—Married Women's Property Act, New York State (1848)

1. The Married Women's Property Act was significant in that it

2. Which of the following groups would be most likely to support the perspective of the Married Women's Property Act?

3. The ideas expressed in the passage above most directly reflect which of the following continuities in U.S. history?

Questions 4-5 refer to the following information.

"The law of love, peace and liberty in the states extending to Jews, Turks and Egyptians, as they are considered sonnes of Adam, which is the glory of the outward state of Holland, soe love, peace and liberty, extending to all in Christ Jesus, condemns hatred, war and bondage. And because our Saviour sayeth it is impossible but that offences will come, but woe unto him by whom they cometh, our desire is not to offend one of his little ones, in whatsoever form, name or title hee appears in, whether Presbyterian, Independent, Baptist or Quaker, but shall be glad to see anything of God in any of them, desiring to doe unto all men as we desire all men should doe unto us, which is the true law both of Church and State; for our Saviour sayeth this is the law and the prophets.

"Therefore if any of these said persons come in love unto us, we cannot in conscience lay violent hands upon them, but give them free egresse and regresse unto our Town, and houses, as God shall persuade our consciences, for we are bounde by the law of God and man to doe good unto all men and evil to noe man. And this is according to the patent and charter of our Towne, given unto us in the name of the States General, which we are not willing to infringe, and violate, but shall houlde to our patent and shall remaine, your humble subjects, the inhabitants of Vlishing (Flushing, part of the colony of New Netherlands)."

—The Flushing Remonstrance, 1657

4. Which of the following most accurately describes the context in which the above document was written?

5. Which of the following was most significant in enshrining into the U.S. legal structure the ideas contained in the Flushing Remonstrance?

Questions 6-7 refer to the following information.

"The petition of several poor negroes and mulattoes, who are inhabitants of the town of Dartmouth, humbly showeth,—

"That we being chiefly of the African extract, and by reason of long bondage and hard slavery, we have been deprived of enjoying the profits of our labor or the advantage of inheriting estates from our parents, as our neighbors the white people do, having some of us not long enjoyed our own freedom; yet of late, contrary to the invariable custom and practice of the country, we have been, and now are, taxed both in our polls and that small pittance of estate which, through much hard labor and industry, we have got together to sustain ourselves and families withall.
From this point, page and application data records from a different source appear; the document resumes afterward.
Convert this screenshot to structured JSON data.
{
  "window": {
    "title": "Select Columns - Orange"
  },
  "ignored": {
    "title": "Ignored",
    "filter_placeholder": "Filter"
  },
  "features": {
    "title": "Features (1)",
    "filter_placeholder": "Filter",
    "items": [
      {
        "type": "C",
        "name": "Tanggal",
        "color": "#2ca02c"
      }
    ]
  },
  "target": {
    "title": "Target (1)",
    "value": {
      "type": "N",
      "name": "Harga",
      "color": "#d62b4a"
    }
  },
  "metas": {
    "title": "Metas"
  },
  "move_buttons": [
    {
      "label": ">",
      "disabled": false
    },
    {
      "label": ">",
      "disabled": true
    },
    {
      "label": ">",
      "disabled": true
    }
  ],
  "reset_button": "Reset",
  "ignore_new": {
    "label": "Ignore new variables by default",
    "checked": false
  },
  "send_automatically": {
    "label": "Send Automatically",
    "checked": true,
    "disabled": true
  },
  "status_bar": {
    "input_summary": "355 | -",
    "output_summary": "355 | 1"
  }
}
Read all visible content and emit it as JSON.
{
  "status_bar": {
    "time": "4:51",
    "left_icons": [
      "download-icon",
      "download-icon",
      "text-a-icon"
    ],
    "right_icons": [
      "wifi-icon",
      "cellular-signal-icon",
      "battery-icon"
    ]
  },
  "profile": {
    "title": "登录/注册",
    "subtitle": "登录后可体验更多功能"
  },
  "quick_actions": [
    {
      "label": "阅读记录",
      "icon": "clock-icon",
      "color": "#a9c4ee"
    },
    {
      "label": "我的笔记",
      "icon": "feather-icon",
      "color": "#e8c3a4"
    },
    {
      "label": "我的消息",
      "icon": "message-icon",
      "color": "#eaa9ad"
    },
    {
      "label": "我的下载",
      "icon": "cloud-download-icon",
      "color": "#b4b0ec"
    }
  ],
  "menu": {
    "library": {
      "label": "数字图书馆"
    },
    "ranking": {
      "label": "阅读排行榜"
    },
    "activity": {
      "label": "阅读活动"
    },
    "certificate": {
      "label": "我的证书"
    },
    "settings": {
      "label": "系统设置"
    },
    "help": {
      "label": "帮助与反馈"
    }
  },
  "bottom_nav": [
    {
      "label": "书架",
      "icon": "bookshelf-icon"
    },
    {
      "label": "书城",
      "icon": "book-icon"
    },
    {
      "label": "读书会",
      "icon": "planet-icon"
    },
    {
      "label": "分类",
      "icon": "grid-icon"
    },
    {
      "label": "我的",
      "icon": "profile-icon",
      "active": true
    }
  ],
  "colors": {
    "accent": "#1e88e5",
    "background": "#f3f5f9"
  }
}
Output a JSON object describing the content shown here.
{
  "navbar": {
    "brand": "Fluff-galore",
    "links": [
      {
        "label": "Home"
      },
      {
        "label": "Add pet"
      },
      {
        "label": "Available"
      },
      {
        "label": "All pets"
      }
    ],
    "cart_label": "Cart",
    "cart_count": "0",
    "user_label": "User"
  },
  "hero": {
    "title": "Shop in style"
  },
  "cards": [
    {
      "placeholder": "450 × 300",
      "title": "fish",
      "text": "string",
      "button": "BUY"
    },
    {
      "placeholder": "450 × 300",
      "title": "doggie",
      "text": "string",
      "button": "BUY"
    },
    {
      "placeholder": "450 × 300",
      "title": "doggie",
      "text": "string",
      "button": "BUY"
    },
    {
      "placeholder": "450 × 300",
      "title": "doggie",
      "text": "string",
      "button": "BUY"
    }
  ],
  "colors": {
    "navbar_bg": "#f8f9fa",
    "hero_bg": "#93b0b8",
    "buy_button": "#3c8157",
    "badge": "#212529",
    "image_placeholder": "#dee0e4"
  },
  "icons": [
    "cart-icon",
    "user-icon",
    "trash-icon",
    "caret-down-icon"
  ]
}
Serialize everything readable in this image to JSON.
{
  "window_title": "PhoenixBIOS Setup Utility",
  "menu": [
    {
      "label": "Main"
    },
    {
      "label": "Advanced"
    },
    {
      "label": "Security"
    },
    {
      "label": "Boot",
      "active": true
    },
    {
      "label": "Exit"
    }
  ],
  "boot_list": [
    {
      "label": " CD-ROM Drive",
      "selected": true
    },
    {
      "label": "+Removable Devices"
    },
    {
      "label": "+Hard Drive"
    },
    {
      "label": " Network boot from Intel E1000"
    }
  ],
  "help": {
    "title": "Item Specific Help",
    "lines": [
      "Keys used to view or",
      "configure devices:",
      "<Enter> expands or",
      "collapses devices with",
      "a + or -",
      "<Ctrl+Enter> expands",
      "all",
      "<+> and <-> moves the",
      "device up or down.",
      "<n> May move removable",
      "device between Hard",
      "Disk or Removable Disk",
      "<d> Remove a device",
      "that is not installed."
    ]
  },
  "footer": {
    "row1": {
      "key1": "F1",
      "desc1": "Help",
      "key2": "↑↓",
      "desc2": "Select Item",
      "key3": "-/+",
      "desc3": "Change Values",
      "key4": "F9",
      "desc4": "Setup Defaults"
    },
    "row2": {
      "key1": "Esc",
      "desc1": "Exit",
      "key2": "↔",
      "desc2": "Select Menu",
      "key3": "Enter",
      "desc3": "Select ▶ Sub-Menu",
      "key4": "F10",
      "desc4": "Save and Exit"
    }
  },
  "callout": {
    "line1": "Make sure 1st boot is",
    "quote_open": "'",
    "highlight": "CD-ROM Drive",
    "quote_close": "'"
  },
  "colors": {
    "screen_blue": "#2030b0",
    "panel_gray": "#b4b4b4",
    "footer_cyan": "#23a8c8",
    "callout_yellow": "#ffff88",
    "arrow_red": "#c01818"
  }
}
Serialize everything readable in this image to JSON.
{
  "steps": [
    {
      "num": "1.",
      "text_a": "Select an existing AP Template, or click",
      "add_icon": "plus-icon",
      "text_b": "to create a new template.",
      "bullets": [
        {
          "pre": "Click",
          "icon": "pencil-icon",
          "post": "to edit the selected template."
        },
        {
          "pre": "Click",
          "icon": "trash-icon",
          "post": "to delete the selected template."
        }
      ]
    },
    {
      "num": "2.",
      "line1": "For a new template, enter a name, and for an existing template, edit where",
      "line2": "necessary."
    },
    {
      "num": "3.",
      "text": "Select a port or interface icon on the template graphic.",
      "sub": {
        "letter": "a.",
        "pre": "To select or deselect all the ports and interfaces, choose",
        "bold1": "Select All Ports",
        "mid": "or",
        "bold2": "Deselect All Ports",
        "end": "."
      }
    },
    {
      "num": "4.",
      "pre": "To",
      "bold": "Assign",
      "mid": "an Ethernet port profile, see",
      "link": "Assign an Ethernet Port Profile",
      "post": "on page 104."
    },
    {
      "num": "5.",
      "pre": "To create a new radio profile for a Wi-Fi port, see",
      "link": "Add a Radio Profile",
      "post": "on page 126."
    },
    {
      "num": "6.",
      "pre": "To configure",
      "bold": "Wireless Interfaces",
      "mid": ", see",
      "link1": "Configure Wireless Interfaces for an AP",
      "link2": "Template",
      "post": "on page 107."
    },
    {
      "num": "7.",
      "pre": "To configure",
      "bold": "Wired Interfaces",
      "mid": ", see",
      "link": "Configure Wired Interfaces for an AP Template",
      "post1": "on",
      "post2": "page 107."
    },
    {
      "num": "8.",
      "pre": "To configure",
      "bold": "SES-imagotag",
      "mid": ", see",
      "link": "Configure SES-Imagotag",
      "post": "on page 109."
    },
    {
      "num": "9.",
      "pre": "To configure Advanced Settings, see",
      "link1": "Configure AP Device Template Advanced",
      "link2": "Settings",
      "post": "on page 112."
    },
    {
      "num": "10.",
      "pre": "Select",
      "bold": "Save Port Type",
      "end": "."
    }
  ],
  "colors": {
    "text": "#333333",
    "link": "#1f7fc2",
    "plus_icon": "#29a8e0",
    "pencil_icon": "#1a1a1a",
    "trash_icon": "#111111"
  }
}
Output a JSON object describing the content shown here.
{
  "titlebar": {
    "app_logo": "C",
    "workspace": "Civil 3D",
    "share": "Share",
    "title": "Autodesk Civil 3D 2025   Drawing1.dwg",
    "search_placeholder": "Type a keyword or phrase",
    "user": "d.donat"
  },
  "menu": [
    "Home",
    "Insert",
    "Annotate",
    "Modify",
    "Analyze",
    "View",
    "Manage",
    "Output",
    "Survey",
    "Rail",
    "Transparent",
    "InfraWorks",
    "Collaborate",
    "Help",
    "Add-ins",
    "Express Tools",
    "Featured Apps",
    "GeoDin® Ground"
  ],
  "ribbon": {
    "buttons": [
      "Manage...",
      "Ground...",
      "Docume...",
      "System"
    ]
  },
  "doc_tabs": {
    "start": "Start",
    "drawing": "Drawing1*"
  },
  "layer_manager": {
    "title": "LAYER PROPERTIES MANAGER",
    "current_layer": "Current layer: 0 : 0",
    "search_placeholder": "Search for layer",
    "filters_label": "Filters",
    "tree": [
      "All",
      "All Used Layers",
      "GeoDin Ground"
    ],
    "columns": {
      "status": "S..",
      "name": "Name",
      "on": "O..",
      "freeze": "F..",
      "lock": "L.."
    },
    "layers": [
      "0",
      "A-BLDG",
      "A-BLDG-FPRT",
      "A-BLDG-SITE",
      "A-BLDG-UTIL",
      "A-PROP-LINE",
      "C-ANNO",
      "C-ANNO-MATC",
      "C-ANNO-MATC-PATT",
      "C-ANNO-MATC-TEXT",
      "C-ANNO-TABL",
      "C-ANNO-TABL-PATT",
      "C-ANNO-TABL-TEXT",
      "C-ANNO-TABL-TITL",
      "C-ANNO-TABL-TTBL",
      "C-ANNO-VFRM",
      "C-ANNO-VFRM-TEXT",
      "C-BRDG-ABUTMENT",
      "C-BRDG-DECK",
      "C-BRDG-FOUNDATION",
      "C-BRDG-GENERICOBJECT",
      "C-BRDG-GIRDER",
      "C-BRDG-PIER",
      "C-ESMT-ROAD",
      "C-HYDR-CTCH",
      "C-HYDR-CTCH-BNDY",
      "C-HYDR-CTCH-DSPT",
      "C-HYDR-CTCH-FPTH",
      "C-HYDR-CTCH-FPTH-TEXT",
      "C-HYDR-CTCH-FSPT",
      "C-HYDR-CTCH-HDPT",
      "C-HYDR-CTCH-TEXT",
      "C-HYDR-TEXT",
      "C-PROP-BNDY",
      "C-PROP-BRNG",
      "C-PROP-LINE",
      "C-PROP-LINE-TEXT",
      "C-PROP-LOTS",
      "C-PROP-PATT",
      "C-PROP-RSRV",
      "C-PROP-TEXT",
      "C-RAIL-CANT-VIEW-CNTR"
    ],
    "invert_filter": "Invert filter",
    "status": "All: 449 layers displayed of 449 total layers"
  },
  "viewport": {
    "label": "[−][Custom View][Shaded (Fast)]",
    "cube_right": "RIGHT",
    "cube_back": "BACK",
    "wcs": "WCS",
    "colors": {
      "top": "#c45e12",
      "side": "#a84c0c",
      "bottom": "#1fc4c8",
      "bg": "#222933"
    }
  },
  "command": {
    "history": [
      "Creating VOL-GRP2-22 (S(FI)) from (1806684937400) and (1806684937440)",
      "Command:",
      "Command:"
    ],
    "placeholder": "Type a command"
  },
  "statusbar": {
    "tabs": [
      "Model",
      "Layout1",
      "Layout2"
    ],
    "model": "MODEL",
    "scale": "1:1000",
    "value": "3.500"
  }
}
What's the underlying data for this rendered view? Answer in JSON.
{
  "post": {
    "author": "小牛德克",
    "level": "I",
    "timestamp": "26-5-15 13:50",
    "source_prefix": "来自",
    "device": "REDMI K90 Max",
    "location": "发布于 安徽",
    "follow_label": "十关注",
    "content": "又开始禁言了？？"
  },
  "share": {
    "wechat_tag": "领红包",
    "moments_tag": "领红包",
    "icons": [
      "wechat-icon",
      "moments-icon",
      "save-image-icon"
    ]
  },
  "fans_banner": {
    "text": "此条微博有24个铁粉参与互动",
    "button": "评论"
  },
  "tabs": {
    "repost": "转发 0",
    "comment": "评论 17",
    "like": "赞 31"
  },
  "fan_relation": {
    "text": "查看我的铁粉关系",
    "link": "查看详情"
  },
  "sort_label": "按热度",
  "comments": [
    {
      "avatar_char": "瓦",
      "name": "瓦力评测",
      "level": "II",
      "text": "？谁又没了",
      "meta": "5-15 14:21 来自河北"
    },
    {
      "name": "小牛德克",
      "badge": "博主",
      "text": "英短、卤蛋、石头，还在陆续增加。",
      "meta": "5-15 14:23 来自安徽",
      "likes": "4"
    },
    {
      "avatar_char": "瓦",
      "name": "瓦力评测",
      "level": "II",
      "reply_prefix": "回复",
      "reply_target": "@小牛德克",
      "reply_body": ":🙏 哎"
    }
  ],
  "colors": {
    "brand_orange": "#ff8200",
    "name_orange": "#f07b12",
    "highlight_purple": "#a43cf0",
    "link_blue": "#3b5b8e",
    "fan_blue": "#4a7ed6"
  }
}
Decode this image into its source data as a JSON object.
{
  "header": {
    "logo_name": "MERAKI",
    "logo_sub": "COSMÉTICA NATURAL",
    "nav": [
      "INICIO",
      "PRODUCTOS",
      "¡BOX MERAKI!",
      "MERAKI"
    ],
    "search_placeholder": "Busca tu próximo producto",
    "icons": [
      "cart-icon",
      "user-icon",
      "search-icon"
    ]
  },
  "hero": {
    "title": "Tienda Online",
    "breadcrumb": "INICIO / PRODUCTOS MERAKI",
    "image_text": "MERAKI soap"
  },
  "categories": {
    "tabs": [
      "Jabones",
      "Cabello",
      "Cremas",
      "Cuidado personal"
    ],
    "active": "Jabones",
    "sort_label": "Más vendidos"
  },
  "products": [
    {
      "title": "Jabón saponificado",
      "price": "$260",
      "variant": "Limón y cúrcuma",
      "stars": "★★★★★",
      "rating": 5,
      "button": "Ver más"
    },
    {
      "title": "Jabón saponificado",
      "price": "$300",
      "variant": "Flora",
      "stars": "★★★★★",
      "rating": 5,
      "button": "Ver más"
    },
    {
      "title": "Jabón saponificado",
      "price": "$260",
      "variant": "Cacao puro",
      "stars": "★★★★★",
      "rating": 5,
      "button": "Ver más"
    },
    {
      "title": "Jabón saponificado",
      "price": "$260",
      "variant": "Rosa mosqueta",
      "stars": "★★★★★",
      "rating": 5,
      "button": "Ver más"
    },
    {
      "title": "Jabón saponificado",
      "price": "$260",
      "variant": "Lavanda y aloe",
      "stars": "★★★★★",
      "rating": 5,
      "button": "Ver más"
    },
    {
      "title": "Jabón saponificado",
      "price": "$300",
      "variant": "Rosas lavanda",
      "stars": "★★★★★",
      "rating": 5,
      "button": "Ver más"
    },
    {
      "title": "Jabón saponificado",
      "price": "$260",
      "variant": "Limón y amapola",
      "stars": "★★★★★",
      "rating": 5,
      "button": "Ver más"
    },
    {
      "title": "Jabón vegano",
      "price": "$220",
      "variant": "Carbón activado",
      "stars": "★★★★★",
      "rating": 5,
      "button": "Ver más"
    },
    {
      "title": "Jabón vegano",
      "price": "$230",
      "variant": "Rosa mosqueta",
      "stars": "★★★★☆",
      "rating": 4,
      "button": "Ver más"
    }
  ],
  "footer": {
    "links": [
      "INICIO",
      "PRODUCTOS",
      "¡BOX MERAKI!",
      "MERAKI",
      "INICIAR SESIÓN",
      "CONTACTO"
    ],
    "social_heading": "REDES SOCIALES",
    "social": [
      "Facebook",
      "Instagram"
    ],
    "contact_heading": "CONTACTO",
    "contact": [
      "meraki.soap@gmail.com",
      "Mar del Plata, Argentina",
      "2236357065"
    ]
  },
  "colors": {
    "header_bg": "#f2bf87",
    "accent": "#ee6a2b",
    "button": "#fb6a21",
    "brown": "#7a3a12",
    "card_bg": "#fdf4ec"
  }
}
We apprehend it, therefore, to be hard usage, and will doubtless (if continued) reduce us to a state of beggary, whereby we shall become a burthen to others, if not timely prevented by the interposition of your justice and your power.

"Your petitioners further show, that we apprehend ourselves to be aggrieved, in that, while we are not allowed the privilege of freemen of the State, having no vote or influence in the election of those that tax us, yet many of our colour (as is well known) have cheerfully entered the field of battle in the defence of the common cause, and that (as we conceive) against a similar exertion of power (in regard to taxation), too well known to need a recital in this place."

—Paul Cuffe's Petition, Massachusetts, 1780

6. The main purpose of the petition by Paul Cuffe, excerpted above, was to demand

7. The petition by Paul Cuffe, above, best illustrates which of the following developments?

Questions 8-10 refer to the following information.

8. Which of the following statements most accurately describes the main point of this cartoon?

9. Which other historical time period could have elicited a similar political cartoon?

10. Which of the following actions would this cartoonist most likely have criticized?